Out of everything you did for Capcom, what would you say is your favorite work?
UN Squadron/Area 88, easily. I like Rockman, of course, but that one is really my favorite.
Yoko Shimomura is another very famous composer who rose from the ranks of Capcom. Were you two in the company around the same time?
She came in a year after I did.
Oh, I see. When new hires for the sound team came in – people like Shimomura – were you tasked with teaching them?
For Shimomura specifically, she wound up going to the console division first, so I didn’t direct interaction with her at work. After hours, though, we had a good social relationship.
After you left Capcom, what kind of freelance work did you do besides games?
When I had my first child, I had to invest a lot of time into taking care of him. Once he grew up, I got back into the swing of composing VGM regularly. In the meantime, I was doing music for various small firms. There wasn’t ever a period of time where I really stopped composing. I did a fair bit of composing educational songs for children – stuff that would teach them certain things, like names of mountains and rivers in Japan. When you’re singing these things, they become a lot easier to memorize.
What do you feel is different about game music now, as opposed to back when you began composing?

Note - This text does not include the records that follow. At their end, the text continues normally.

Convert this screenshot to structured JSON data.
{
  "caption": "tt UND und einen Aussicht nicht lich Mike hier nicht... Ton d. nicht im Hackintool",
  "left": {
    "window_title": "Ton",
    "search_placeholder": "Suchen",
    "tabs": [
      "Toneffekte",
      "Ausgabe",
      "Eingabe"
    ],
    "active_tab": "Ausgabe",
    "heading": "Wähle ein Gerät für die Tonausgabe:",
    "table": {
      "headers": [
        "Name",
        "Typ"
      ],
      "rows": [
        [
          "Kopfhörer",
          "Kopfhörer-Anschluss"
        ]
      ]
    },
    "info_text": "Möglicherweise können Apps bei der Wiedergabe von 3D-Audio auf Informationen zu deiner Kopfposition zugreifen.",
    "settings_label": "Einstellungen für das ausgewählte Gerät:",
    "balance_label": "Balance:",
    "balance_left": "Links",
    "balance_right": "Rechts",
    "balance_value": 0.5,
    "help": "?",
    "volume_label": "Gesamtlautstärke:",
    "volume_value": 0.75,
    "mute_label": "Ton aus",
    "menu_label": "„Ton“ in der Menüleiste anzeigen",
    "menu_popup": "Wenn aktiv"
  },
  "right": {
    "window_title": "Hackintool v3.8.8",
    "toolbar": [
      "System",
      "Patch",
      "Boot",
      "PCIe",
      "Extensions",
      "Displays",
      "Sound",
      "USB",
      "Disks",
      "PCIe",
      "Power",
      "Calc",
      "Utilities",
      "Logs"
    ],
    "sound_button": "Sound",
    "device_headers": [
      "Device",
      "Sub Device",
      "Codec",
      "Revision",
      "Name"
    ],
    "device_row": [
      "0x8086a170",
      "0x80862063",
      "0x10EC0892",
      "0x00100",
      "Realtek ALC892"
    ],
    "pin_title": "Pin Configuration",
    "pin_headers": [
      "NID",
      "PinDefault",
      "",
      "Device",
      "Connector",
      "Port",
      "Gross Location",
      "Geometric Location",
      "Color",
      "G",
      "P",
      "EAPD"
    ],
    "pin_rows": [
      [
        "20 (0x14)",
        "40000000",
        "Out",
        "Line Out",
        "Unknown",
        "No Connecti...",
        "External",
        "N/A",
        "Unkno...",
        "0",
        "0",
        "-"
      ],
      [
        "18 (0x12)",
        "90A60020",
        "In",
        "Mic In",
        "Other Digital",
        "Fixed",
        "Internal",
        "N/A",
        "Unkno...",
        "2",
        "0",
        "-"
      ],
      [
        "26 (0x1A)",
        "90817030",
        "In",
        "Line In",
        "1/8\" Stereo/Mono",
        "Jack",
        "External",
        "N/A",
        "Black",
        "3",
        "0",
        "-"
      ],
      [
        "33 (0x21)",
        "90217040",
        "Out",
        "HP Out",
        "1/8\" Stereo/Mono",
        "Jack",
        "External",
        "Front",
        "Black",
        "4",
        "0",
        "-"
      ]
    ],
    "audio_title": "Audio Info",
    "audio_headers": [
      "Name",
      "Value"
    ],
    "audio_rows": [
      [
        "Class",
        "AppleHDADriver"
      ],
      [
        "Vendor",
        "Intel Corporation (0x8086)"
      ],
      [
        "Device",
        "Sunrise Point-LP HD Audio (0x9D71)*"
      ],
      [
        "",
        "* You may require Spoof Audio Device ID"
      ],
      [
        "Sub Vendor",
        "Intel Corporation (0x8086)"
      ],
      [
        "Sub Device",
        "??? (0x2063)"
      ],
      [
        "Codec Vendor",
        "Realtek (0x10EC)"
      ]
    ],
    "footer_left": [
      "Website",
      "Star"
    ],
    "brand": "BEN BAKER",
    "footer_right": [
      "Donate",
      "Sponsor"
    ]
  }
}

As game hardware has improved, we now have more sophisticated visuals, so we have to make music that goes along with them. It’s like making music for a movie soundtrack.
How do you feel about the nostalgia people have for certain sound chips, as someone who struggled working with the NES’s limitations?
All I can say is that I’m happy people have such strong, nostalgic feelings towards that music. This music is over 20 years old, yet people still remember.
Personally speaking, I feel like the qualities of what makes game music special come across better when there are limitations that people need to work with.
I agree, music from that era had a more narrow focus. You had to take very specific approaches to make sure that you made music that stuck in peoples’ heads. More modern game music – well, the visuals are amazing and fun to look at, but even though the music might be nice, they don’t quite leave the same impression that chiptune or FM synth music did.
When you got the request to do music for Shovel Knight and were told that the game was a throwback to NES-era sound, were you excited or filled with dread of having to go back to those harsh limitations?
When I made the music for Shovel Knight, the developers said I could use six sound channels, so that was actually quite fun! It was like a puzzle, in that sense – putting things together, then putting them into place. When I was assigned to the project, I was quite excited, since it had been a long time since I’d worked in that environment.
When you come to a convention like this and see a lot of people who are really into game music, how does that make you feel?
I’m really surprised that there are so, so many people here! And they all know so much about video game music! Like, A LOT! It’s been super fun to be here. I love coming to events like these.
Special thanks to Alex Aniel for his assistance in coordinating this interview.
- A word meaning people who entered a company around the same time. Workplace seniority is a big deal in Japan, so a lot of words like this exist in business-speak. ↩